Records from a data source:
=== Section Start ===
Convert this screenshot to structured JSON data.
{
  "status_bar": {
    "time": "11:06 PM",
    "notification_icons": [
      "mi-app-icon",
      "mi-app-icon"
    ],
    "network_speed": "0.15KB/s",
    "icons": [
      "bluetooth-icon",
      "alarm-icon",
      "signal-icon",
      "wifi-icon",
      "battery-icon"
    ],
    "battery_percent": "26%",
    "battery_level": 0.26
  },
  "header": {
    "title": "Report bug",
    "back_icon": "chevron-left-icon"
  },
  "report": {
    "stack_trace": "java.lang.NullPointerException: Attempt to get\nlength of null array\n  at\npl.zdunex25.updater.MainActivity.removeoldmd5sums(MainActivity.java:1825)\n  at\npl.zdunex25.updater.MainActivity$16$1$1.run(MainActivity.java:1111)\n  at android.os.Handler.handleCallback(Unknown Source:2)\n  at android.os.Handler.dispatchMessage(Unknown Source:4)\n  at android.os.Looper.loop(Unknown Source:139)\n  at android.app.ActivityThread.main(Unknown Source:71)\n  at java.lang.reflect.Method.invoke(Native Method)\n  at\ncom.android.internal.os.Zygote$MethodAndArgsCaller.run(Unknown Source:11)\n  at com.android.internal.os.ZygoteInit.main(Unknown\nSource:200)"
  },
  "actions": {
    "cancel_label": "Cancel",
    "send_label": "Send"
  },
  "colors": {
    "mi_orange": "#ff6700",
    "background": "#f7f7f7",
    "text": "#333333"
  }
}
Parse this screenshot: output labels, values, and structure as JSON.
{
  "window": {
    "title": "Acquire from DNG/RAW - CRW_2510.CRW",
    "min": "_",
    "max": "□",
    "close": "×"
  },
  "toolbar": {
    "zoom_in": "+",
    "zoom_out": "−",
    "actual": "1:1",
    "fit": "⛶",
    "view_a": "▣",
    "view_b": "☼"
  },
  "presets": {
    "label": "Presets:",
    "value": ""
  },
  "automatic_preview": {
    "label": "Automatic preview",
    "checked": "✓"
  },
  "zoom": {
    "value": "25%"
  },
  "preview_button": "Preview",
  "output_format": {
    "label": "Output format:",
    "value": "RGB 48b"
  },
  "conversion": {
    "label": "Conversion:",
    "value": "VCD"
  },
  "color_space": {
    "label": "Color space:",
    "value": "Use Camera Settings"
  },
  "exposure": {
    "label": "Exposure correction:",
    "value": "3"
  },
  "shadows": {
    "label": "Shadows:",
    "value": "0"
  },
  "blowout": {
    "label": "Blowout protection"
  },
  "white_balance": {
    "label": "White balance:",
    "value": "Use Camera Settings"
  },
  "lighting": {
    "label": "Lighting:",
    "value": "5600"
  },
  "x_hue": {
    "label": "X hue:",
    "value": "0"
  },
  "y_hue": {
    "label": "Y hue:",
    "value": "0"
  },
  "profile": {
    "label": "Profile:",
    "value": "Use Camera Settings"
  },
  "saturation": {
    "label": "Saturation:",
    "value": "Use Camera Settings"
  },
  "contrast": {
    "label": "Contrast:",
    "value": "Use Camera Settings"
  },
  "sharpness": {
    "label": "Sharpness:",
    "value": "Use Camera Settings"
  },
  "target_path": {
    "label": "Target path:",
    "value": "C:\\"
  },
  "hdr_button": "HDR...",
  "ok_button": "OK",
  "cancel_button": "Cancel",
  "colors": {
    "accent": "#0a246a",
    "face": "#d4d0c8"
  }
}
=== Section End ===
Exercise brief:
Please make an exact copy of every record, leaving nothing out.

Answer section:
Convert this screenshot to structured JSON data.
{
  "status_bar": {
    "time": "11:06 PM",
    "notification_icons": [
      "mi-app-icon",
      "mi-app-icon"
    ],
    "network_speed": "0.15KB/s",
    "icons": [
      "bluetooth-icon",
      "alarm-icon",
      "signal-icon",
      "wifi-icon",
      "battery-icon"
    ],
    "battery_percent": "26%",
    "battery_level": 0.26
  },
  "header": {
    "title": "Report bug",
    "back_icon": "chevron-left-icon"
  },
  "report": {
    "stack_trace": "java.lang.NullPointerException: Attempt to get\nlength of null array\n  at\npl.zdunex25.updater.MainActivity.removeoldmd5sums(MainActivity.java:1825)\n  at\npl.zdunex25.updater.MainActivity$16$1$1.run(MainActivity.java:1111)\n  at android.os.Handler.handleCallback(Unknown Source:2)\n  at android.os.Handler.dispatchMessage(Unknown Source:4)\n  at android.os.Looper.loop(Unknown Source:139)\n  at android.app.ActivityThread.main(Unknown Source:71)\n  at java.lang.reflect.Method.invoke(Native Method)\n  at\ncom.android.internal.os.Zygote$MethodAndArgsCaller.run(Unknown Source:11)\n  at com.android.internal.os.ZygoteInit.main(Unknown\nSource:200)"
  },
  "actions": {
    "cancel_label": "Cancel",
    "send_label": "Send"
  },
  "colors": {
    "mi_orange": "#ff6700",
    "background": "#f7f7f7",
    "text": "#333333"
  }
}
Parse this screenshot: output labels, values, and structure as JSON.
{
  "window": {
    "title": "Acquire from DNG/RAW - CRW_2510.CRW",
    "min": "_",
    "max": "□",
    "close": "×"
  },
  "toolbar": {
    "zoom_in": "+",
    "zoom_out": "−",
    "actual": "1:1",
    "fit": "⛶",
    "view_a": "▣",
    "view_b": "☼"
  },
  "presets": {
    "label": "Presets:",
    "value": ""
  },
  "automatic_preview": {
    "label": "Automatic preview",
    "checked": "✓"
  },
  "zoom": {
    "value": "25%"
  },
  "preview_button": "Preview",
  "output_format": {
    "label": "Output format:",
    "value": "RGB 48b"
  },
  "conversion": {
    "label": "Conversion:",
    "value": "VCD"
  },
  "color_space": {
    "label": "Color space:",
    "value": "Use Camera Settings"
  },
  "exposure": {
    "label": "Exposure correction:",
    "value": "3"
  },
  "shadows": {
    "label": "Shadows:",
    "value": "0"
  },
  "blowout": {
    "label": "Blowout protection"
  },
  "white_balance": {
    "label": "White balance:",
    "value": "Use Camera Settings"
  },
  "lighting": {
    "label": "Lighting:",
    "value": "5600"
  },
  "x_hue": {
    "label": "X hue:",
    "value": "0"
  },
  "y_hue": {
    "label": "Y hue:",
    "value": "0"
  },
  "profile": {
    "label": "Profile:",
    "value": "Use Camera Settings"
  },
  "saturation": {
    "label": "Saturation:",
    "value": "Use Camera Settings"
  },
  "contrast": {
    "label": "Contrast:",
    "value": "Use Camera Settings"
  },
  "sharpness": {
    "label": "Sharpness:",
    "value": "Use Camera Settings"
  },
  "target_path": {
    "label": "Target path:",
    "value": "C:\\"
  },
  "hdr_button": "HDR...",
  "ok_button": "OK",
  "cancel_button": "Cancel",
  "colors": {
    "accent": "#0a246a",
    "face": "#d4d0c8"
  }
}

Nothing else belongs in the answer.